CEN’s principles for community-based tourism
Identity: Respect and preserve all the characteristics of the environment, help residents reclaim historical practices, revitalize productive activities, highlight the ethnic background of the population, and highlight the unique aspects of the locality, such as topography, climate, architecture, cuisine and handicrafts.
Roots and Customs: Highlight local cultural practices so that communities share their cultures and traditions with tourists with authenticity. Invaluable educational opportunities such as homestays and town-hall-style round of talks are encouraged so that tourists and local community members can mutually share cultural aspects such as food, music, folklore, and goods. Both visitor and community cultures will always be treated with appreciation and respect.
Ecological Consciousness and Harmony: Seek to conserve natural ecosystems and cultures by being a part of a larger development plan. All plans have a low impact on the local environment while highlighting the unique aspects of the locality, such as topography, climate, and architecture. The conservation of nature and rigorous concern with the environment influence the development of infrastructure for community-based ecotourism activities (i.e. building houses, roads, showers, etc.).
Local Control: Local control of the community-based ecotourism industry. Local leadership leads plans and encourages clear and transparent decision-making. Community members actively make decisions on strategies and acceptable levels of tourism based upon the community’s culture, heritage and vision. Strategies also equip local communities with the tools and knowledge necessary for decision-making, and to build effective structures to enable the community to influence, manage and benefit from ecotourism development and practice.
Sustainable Economic Development: Stimulate the local economy by generating income through the sustainable use of natural resources.
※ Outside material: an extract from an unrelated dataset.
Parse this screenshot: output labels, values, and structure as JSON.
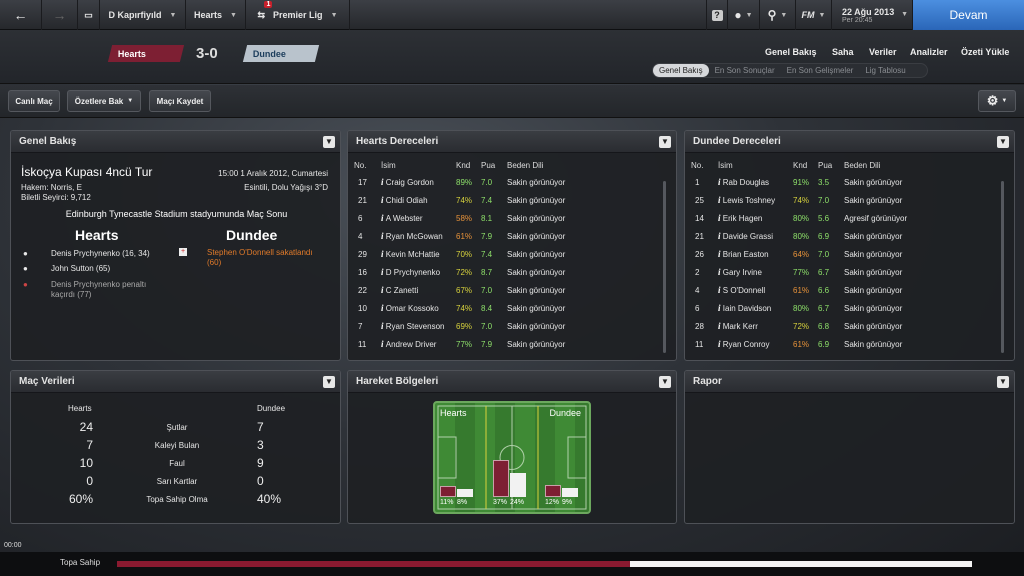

All plans seek to ensure that the local population has an equitable share in benefits.
The description of community tourism, considered as a form of ecotourism, is in this case wide and detailed.
Some specifically significant aspects are highlighted – community tourism as an element and outcome of a general development plan for an area. Its impact must not only be economic but also structural and infrastructural (construction of buildings, roads, setting up services) and always in the framework of local control in making decisions, respect for the local culture, environmental sustainability and sharing in the benefits generated by the tourism.
The possibility is also underlined for visitors or guests to join the local people in different community events – the cultural life, traditions, food, music – all in a context of reciprocal respect.
We could continue our review, but we’ll stop here as the concept has been sufficiently outlined and the descriptions quite thorough.
Read the whole presentation of Community tourism by Maurizio Davolio, president of EARTH: Community based tourism by Maurizio Davolio EARTH